7 Biggest Home Buying Mistakes

Whether you're a first-time buyer or you've been around the block a few times, there are certain home buying mistakes that trip people up time and time again.
This post was published on the now-closed HuffPost Contributor platform. Contributors control their own work and posted freely to our site. If you need to flag this entry as abusive, send us an email.

By Paula Pant, WiserAdvisor.com

Whether you're a first-time buyer or you've been around the block a few times, there are certain home buying mistakes that trip people up time and time again.

Before you sign on the dotted line to purchase your next home, take a look at these common mistakes to make sure you're not in danger of committing any of them.

1. Falling in Love at First Sight
Don't mistake your initial enthusiasm over a home as a sign that it's "the one" for you. You may be swooning over its grand master suite or landscaped backyard, but if it's off in other fundamental areas -- like missing an extra bedroom or creating a long commute to your job -- you won't truly be happy there in the long run.

It's always a good idea to sleep on it if you can, and to bring along someone (like a spouse or trusted friend) who can bring you back to reality when needed.

2. Having an Unrealistic Wish List
No house is 100 percent perfect, and you can miss out on some great properties if you get too hung up on checking off everything on your wish list. Get clear on what counts as a "must-have" and what's simply "nice-to-have." Perhaps a great school district is a "must," while granite countertops are "nice."

Don't get swayed by beautiful fixtures and finishes. You can always update your home later, if the basic fundamentals (location, size, price) is a great fit for you.

3. Not Considering the Neighborhood
You're not just buying a home; you're also buying its neighborhood. So make sure the neighborhood is one you'll want to live in for the foreseeable future.

What is the street traffic like? Is it in a good school district? Is it close to amenities you value, like a pool or shopping center? And don't forget your immediate neighbors -- will you be living next door to a house full of rowdy kids (or a grumpy curmudgeon who won't appreciate your rowdy kids)?

4. Not Getting a Home Inspection
You wouldn't buy a used car without first making sure it ran properly, so why would you buy a home without first making sure it runs properly?

A home inspection is a crucial part of the home buying process that can save you from tens of thousands of dollars in unforeseen repairs down the road. Never buy a piece of real estate without first getting a thorough home inspection from a licensed professional.

5. Ignoring the Resale Value
Don't forget that purchasing a home is one of the biggest financial decisions you'll ever make. While your main concern is finding a home that works well for you in the immediate future, also bear in mind its potential resale value years from now.

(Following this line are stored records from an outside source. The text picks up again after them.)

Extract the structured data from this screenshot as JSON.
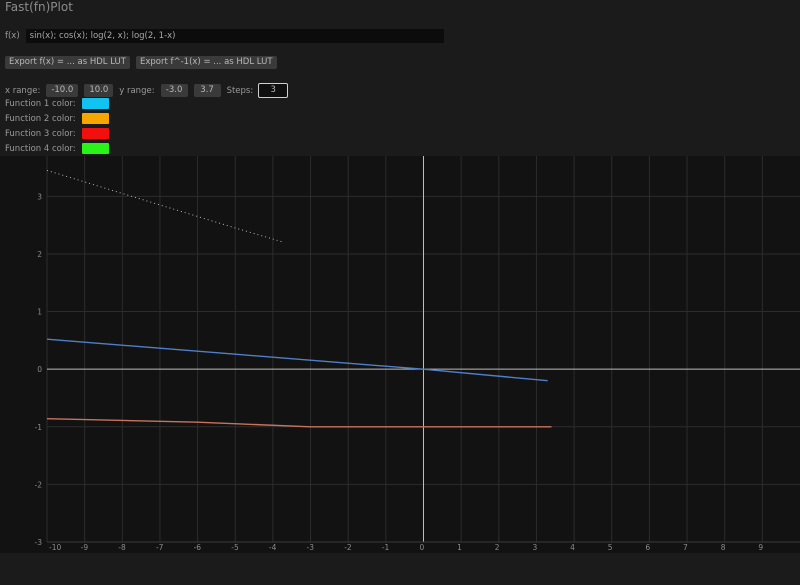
{
  "app": {
    "title": "Fast(fn)Plot"
  },
  "function_input": {
    "label": "f(x)",
    "value": "sin(x); cos(x); log(2, x); log(2, 1-x)"
  },
  "buttons": {
    "export_fx": "Export f(x) = ... as HDL LUT",
    "export_finv": "Export f^-1(x) = ... as HDL LUT"
  },
  "ranges": {
    "x_label": "x range:",
    "x_min": "-10.0",
    "x_max": "10.0",
    "y_label": "y range:",
    "y_min": "-3.0",
    "y_max": "3.7",
    "steps_label": "Steps:",
    "steps": "3"
  },
  "function_colors": [
    {
      "label": "Function 1 color:",
      "color": "#10c3f0"
    },
    {
      "label": "Function 2 color:",
      "color": "#f5a700"
    },
    {
      "label": "Function 3 color:",
      "color": "#f40f0f"
    },
    {
      "label": "Function 4 color:",
      "color": "#29f317"
    }
  ],
  "chart_data": {
    "type": "line",
    "xlim": [
      -10,
      10
    ],
    "ylim": [
      -3,
      3.7
    ],
    "x_ticks": [
      -10,
      -9,
      -8,
      -7,
      -6,
      -5,
      -4,
      -3,
      -2,
      -1,
      0,
      1,
      2,
      3,
      4,
      5,
      6,
      7,
      8,
      9
    ],
    "y_ticks": [
      -3,
      -2,
      -1,
      0,
      1,
      2,
      3
    ],
    "grid": true,
    "axis_color": "#bdbdbd",
    "grid_color": "#2c2c2c",
    "series": [
      {
        "color": "#4f7fc9",
        "x": [
          -10,
          -5,
          0,
          3.3
        ],
        "y": [
          0.52,
          0.26,
          0.0,
          -0.2
        ]
      },
      {
        "color": "#c8735c",
        "x": [
          -10,
          -6,
          -3,
          0,
          3.4
        ],
        "y": [
          -0.86,
          -0.92,
          -1.0,
          -1.0,
          -1.0
        ]
      },
      {
        "color": "#b5b5b5",
        "style": "dotted",
        "x": [
          -10,
          -7.5,
          -5,
          -3.7
        ],
        "y": [
          3.45,
          2.95,
          2.45,
          2.2
        ]
      }
    ]
  }
}
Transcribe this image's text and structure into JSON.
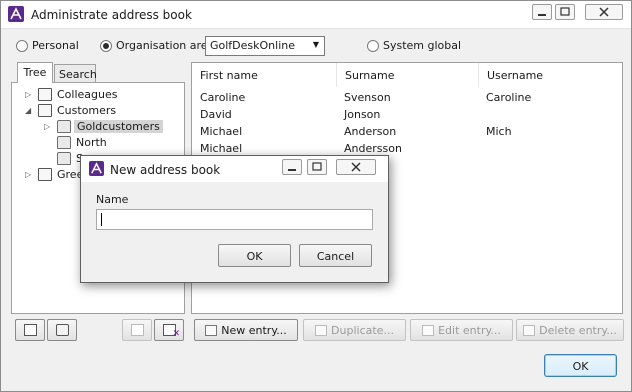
{
  "window": {
    "title": "Administrate address book",
    "brand_color": "#5b2a8c"
  },
  "scope": {
    "options": [
      {
        "label": "Personal",
        "checked": false
      },
      {
        "label": "Organisation area",
        "checked": true
      },
      {
        "label": "System global",
        "checked": false
      }
    ],
    "organisation_area_value": "GolfDeskOnline"
  },
  "tabs": [
    "Tree",
    "Search"
  ],
  "tree": {
    "items": [
      {
        "label": "Colleagues",
        "icon": "contact-card-icon",
        "expander": "collapsed"
      },
      {
        "label": "Customers",
        "icon": "contact-card-icon",
        "expander": "expanded"
      },
      {
        "label": "Goldcustomers",
        "icon": "folder-open-icon",
        "expander": "collapsed",
        "selected": true
      },
      {
        "label": "North",
        "icon": "folder-icon",
        "expander": "none"
      },
      {
        "label": "S",
        "icon": "folder-icon",
        "expander": "none"
      },
      {
        "label": "Gree",
        "icon": "contact-card-icon",
        "expander": "collapsed"
      }
    ]
  },
  "entries": {
    "columns": [
      "First name",
      "Surname",
      "Username"
    ],
    "rows": [
      [
        "Caroline",
        "Svenson",
        "Caroline"
      ],
      [
        "David",
        "Jonson",
        ""
      ],
      [
        "Michael",
        "Anderson",
        "Mich"
      ],
      [
        "Michael",
        "Andersson",
        ""
      ]
    ]
  },
  "actions": {
    "new_entry": "New entry...",
    "duplicate": "Duplicate...",
    "edit_entry": "Edit entry...",
    "delete_entry": "Delete entry..."
  },
  "ok_label": "OK",
  "dialog": {
    "title": "New address book",
    "name_label": "Name",
    "name_value": "",
    "ok_label": "OK",
    "cancel_label": "Cancel"
  }
}
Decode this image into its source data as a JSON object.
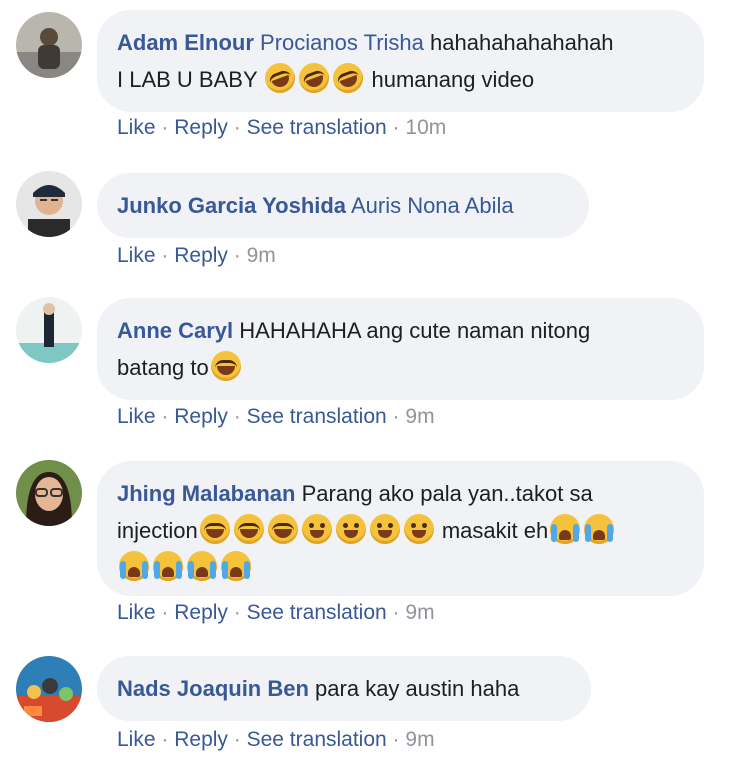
{
  "comments": [
    {
      "author": "Adam Elnour",
      "tag": "Procianos Trisha",
      "text_part1": "hahahahahahahah",
      "text_part2": "I LAB U BABY",
      "text_part3": "humanang video",
      "actions": {
        "like": "Like",
        "reply": "Reply",
        "translate": "See translation",
        "time": "10m"
      },
      "avatar_icon": "man-portrait-icon"
    },
    {
      "author": "Junko Garcia Yoshida",
      "tag": "Auris Nona Abila",
      "actions": {
        "like": "Like",
        "reply": "Reply",
        "time": "9m"
      },
      "avatar_icon": "man-with-cap-icon"
    },
    {
      "author": "Anne Caryl",
      "text_part1": "HAHAHAHA ang cute naman nitong",
      "text_part2": "batang to",
      "actions": {
        "like": "Like",
        "reply": "Reply",
        "translate": "See translation",
        "time": "9m"
      },
      "avatar_icon": "person-outdoor-icon"
    },
    {
      "author": "Jhing Malabanan",
      "text_part1": "Parang ako pala yan..takot sa",
      "text_part2": "injection",
      "text_part3": "masakit eh",
      "actions": {
        "like": "Like",
        "reply": "Reply",
        "translate": "See translation",
        "time": "9m"
      },
      "avatar_icon": "woman-glasses-icon"
    },
    {
      "author": "Nads Joaquin Ben",
      "text_part1": "para kay austin haha",
      "actions": {
        "like": "Like",
        "reply": "Reply",
        "translate": "See translation",
        "time": "9m"
      },
      "avatar_icon": "colorful-group-icon"
    }
  ],
  "separator": "·",
  "colors": {
    "link": "#385898",
    "muted": "#90949c",
    "bubble": "#f0f2f5",
    "text": "#1c1e21"
  }
}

Is it in an up-and-coming neighborhood, or do the other homes on the block look permanently run-down? Are you thinking of making some custom changes to it (like turning the garage into a family room) that could turn buyers off when it's time to sell? You ideally want your home to increase in value over time, but remember: not all houses rise in value. Appreciation is not a foregone conclusion. Research neighborhoods closely, and make the most educated choice possible -- while accepting that we can't ever know the future with total accuracy.

6. Overestimating Your DIY Tendencies
Buying a fixer-upper can be a great investment -- if you're willing to put in the sweat equity. It's easy to get excited about renovation potential when you're touring a home and envisioning its possibilities, but you need to be honest with yourself when it comes to how much work you're really willing and able to put into a home. Otherwise you'll end up with a never-ending project you'll only resent.

7. Making a Small Down Payment
If you can't afford to put down the full 20 percent on a house, you should seriously reconsider whether you're ready to buy a home. Putting down anything less than 20 percent means you'll be hit with private mortgage insurance (PMI) payments, which is an extra payment you'll need to make each month, in addition to mortgage interest and your principal balance.

If you ultimately decide to go forward, shovel as much money as possible towards your mortgage so that you can reach a 20 percent equity threshold quickly. Once you gain 20 percent equity, you can request to stop making PMI payments, but you'll need to pro-actively initiate that process -- it's not automatic.

10. Pennsylvania

10 States Where No One Wants To Buy A Home

Go To Homepage

Before You Go